Albert Lea Public Warehouse Owner Al Larson gave each of his 12 employees a $2,000 bonus, which he said would not have been possible without reduced rates. He said he decided to pay the bonuses in January to help the workers pay off costs incurred during the Christmas season.

“I just distributed it back to them,” he said.

In addition to bonuses, Larson is installing two roofs and investing in new dock levelers.

Larson said he prefers investing company revenue locally instead of contributing more of a percentage to the federal government.

According to Reuters, in passing the legislation, Republicans sealed President Donald Trump’s first major legislative victory since he took office last January and steamrolled opposition from Democrats to pass the bill, which slashed taxes for corporations and the wealthy while giving mixed, temporary tax relief to middle-class Americans.

In addition to cutting the corporate income tax rate, the legislation gave other business owners a new 20-percent deduction on business income and reshaped how the government taxes multinational corporations along the lines that the country’s largest businesses have recommended for years.

According to Reuters, Democrats were united in opposition to the tax legislation, calling it a giveaway to the wealthy that will widen the income gap between rich and poor, while adding $1.5 trillion over the next decade to the $20 trillion national debt.
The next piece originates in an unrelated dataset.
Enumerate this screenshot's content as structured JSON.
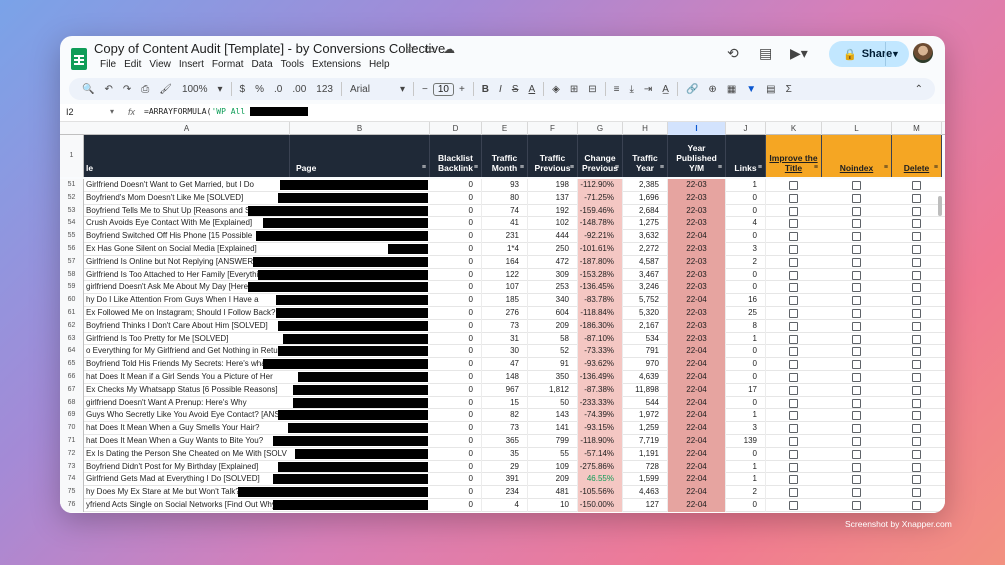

Trump promised during the campaign that he would eliminate the national debt.

Mrs. Gerry’s CEO Chad Vogt said the tax relief package would probably result in more dollars for the company that employs more than 200 people to expand, including for new equipment and other steps to increase sales.

Vogt said the company has given its employees bonuses for a decade before the tax package was passed.

“We’ve always taken care of our employees,” he said.

The tax bill is also credited with helping Walmart raise entry-level wages for U.S. hourly employees to $11 an hour in February, even though the organization announced it would close more than 60 Sam’s Club stores.